Your answer should be every line with the word "type", copied from the data below.

━━━━━━━━━━━━━━━━━━━━━━━━━━━━━━

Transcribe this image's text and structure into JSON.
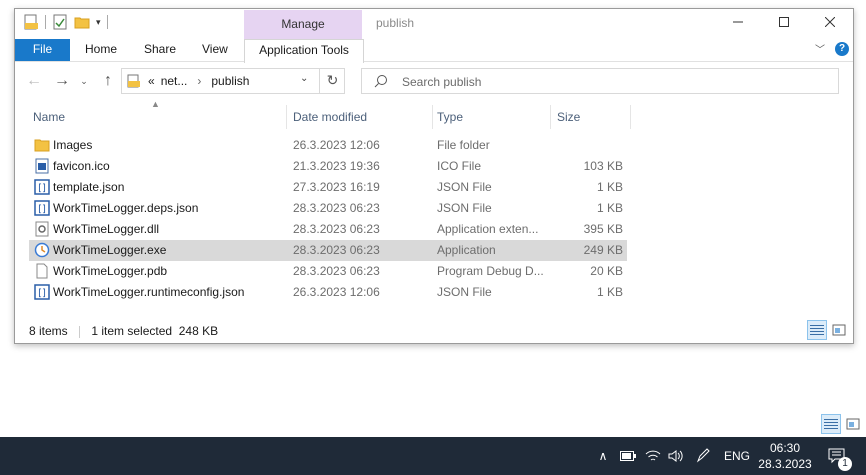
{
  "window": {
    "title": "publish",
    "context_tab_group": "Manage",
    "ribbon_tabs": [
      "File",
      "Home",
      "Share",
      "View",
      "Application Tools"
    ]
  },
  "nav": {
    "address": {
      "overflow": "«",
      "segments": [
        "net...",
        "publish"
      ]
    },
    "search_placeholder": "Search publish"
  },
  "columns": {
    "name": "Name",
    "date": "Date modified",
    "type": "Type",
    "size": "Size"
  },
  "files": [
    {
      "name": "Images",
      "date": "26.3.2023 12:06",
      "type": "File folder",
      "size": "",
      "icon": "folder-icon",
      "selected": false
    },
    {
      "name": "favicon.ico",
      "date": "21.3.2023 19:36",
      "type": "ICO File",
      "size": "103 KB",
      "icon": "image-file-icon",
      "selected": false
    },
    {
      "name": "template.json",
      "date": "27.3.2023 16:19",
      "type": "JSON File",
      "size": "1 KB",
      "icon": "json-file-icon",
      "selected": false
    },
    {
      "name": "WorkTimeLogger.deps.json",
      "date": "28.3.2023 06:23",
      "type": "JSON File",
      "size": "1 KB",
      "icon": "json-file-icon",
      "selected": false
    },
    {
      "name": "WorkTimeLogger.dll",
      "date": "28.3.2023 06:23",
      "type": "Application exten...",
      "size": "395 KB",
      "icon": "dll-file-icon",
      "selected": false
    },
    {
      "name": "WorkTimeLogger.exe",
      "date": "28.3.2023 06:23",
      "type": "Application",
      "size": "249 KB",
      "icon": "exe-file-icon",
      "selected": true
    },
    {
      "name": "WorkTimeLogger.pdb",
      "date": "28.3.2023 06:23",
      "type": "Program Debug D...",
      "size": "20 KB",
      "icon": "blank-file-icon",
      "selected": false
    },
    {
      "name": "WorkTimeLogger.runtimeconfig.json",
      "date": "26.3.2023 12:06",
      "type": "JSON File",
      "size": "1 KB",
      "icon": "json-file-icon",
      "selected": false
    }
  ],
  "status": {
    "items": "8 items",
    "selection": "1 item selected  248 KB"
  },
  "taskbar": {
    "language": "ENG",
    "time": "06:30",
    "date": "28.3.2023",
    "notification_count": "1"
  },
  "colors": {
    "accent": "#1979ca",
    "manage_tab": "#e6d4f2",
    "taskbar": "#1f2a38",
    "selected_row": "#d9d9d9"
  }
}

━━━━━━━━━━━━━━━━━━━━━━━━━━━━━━

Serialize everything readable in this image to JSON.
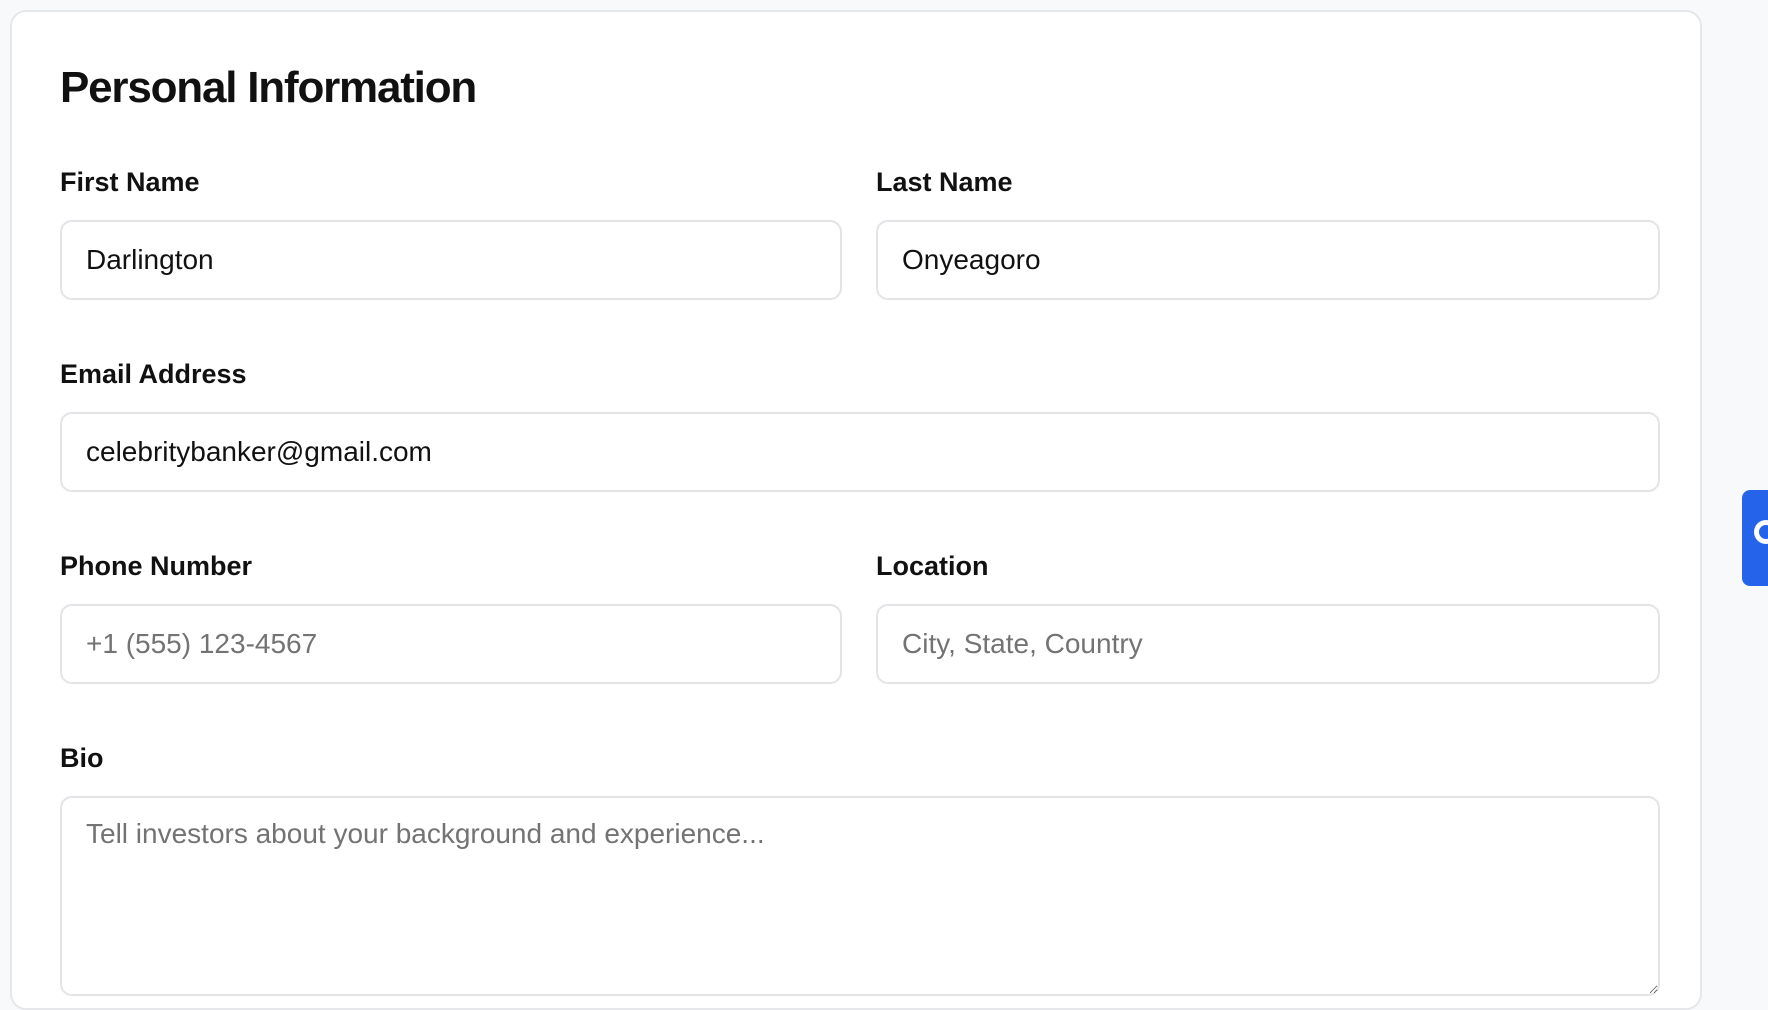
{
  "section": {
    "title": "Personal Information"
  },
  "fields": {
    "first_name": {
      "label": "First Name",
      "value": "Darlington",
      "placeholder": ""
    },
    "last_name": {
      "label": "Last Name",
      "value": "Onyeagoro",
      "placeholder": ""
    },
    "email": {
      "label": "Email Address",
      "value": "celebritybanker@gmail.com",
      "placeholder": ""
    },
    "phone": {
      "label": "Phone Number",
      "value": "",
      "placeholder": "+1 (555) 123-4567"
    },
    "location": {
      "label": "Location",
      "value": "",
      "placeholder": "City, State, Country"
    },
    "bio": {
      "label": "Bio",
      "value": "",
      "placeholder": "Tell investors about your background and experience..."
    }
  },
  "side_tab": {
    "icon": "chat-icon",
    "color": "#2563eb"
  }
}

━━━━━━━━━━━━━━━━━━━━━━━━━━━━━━

* **Response**:
    "type": "Type",
      "type": "File folder",
      "type": "ICO File",
      "type": "JSON File",
      "type": "JSON File",
      "type": "Application exten...",
      "type": "Application",
      "type": "Program Debug D...",
      "type": "JSON File",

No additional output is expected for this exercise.